Start of The data
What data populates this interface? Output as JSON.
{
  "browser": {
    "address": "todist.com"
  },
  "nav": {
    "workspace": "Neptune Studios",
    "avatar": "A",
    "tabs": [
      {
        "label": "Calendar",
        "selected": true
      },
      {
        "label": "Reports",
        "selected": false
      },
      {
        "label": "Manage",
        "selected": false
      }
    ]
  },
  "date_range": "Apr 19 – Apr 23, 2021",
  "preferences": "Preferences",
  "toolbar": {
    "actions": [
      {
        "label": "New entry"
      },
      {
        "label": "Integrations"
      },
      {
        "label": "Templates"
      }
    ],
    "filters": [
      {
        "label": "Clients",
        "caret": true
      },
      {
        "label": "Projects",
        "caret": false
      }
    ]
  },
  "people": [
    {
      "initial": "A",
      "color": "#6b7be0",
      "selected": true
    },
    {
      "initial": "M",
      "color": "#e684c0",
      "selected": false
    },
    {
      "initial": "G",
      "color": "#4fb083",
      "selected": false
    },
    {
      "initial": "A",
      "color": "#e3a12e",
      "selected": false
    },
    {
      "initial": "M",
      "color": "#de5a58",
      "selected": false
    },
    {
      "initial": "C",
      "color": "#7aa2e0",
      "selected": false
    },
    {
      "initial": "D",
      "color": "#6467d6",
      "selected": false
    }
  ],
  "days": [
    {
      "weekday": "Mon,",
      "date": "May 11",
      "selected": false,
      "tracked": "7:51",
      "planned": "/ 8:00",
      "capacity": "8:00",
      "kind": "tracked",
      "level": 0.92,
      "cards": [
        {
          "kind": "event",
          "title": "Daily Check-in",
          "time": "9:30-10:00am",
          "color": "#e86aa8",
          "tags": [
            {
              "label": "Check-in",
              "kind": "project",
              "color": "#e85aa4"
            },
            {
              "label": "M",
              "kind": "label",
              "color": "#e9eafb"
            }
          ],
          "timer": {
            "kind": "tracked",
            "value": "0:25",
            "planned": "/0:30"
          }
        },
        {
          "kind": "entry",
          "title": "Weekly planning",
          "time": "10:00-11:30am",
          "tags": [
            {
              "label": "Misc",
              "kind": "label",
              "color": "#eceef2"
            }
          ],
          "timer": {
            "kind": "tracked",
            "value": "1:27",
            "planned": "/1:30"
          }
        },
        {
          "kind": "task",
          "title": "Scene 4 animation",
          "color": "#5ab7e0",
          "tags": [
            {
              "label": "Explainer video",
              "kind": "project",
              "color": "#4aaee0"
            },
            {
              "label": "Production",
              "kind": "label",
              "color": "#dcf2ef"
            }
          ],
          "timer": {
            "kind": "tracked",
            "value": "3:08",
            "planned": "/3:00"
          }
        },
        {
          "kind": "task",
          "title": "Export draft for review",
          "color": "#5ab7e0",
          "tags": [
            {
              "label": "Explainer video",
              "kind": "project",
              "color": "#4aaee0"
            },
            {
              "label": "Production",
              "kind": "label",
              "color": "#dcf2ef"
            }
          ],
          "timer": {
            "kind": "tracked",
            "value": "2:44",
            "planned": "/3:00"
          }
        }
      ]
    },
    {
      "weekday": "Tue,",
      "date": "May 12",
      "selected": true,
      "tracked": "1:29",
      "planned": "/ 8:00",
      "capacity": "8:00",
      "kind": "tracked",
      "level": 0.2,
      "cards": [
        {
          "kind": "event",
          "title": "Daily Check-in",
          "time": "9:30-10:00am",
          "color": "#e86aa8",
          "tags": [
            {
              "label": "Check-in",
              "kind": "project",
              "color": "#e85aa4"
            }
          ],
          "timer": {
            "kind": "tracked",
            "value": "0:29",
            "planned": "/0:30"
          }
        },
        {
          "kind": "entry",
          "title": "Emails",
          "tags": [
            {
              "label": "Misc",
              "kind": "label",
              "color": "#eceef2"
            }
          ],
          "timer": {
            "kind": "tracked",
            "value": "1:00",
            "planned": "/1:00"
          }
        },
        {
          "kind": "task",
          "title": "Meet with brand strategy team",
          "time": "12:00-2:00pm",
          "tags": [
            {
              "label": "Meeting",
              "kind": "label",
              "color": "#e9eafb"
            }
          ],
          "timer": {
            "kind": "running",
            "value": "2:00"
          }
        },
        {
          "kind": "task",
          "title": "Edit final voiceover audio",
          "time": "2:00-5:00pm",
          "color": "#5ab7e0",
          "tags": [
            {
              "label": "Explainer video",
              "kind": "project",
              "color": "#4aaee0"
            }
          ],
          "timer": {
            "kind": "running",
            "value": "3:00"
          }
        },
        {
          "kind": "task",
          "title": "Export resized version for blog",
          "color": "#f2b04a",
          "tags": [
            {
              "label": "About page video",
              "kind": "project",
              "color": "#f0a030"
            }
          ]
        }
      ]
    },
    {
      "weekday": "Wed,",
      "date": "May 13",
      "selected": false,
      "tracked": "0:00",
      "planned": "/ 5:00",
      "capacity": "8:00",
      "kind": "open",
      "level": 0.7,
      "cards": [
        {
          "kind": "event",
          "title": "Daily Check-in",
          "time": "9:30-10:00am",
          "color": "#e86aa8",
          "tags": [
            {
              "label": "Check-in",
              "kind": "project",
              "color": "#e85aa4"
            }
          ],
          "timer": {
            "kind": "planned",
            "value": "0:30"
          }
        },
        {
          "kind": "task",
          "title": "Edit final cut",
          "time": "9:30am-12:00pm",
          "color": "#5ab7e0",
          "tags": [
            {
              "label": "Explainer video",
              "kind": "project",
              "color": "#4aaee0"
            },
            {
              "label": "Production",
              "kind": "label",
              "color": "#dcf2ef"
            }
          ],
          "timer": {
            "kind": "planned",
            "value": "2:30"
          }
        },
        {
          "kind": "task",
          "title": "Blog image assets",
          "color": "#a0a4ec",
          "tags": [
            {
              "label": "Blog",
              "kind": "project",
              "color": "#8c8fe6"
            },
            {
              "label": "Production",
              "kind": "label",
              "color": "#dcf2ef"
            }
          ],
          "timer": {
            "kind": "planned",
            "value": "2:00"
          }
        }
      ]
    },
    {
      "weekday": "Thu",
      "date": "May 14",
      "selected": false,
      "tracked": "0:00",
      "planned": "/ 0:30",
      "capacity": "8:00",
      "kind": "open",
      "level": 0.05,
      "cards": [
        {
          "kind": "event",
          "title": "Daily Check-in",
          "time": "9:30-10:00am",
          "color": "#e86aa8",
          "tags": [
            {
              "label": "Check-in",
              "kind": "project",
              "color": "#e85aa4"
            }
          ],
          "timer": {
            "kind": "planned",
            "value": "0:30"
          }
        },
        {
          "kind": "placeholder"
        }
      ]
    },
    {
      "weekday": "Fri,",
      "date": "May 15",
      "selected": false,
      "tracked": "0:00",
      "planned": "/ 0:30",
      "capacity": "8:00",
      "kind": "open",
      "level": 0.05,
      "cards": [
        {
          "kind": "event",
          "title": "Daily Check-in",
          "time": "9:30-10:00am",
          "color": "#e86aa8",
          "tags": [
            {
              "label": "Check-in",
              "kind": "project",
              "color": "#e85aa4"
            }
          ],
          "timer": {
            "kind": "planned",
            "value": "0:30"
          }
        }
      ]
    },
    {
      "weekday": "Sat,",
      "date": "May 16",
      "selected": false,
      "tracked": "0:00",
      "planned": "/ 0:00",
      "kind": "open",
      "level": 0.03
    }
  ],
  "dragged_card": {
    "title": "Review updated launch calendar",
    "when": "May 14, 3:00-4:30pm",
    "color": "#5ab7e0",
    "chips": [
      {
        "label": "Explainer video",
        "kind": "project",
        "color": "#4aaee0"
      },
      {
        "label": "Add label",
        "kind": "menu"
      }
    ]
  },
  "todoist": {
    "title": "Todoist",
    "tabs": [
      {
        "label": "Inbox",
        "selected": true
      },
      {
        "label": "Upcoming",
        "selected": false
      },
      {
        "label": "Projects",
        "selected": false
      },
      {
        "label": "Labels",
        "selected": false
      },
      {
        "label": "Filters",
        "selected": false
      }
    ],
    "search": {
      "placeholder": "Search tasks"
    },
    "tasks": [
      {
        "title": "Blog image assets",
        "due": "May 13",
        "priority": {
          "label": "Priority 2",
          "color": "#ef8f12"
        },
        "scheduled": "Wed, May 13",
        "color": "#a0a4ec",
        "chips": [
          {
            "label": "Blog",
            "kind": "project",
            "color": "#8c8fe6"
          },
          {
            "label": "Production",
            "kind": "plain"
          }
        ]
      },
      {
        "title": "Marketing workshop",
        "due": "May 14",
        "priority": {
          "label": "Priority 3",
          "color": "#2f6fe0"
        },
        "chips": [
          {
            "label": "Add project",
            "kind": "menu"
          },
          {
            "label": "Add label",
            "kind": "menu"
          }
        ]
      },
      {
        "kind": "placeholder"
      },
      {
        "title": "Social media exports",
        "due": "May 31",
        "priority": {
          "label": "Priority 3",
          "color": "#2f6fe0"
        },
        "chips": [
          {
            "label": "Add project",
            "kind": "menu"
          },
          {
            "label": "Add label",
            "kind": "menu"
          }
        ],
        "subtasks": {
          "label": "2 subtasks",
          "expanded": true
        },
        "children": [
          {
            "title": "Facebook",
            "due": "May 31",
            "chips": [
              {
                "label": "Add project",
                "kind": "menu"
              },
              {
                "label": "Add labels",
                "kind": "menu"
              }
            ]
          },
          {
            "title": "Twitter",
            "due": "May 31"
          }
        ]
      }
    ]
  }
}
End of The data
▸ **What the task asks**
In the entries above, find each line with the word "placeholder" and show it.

▸ **Solved problem**
          "kind": "placeholder"
      "placeholder": "Search tasks"
        "kind": "placeholder"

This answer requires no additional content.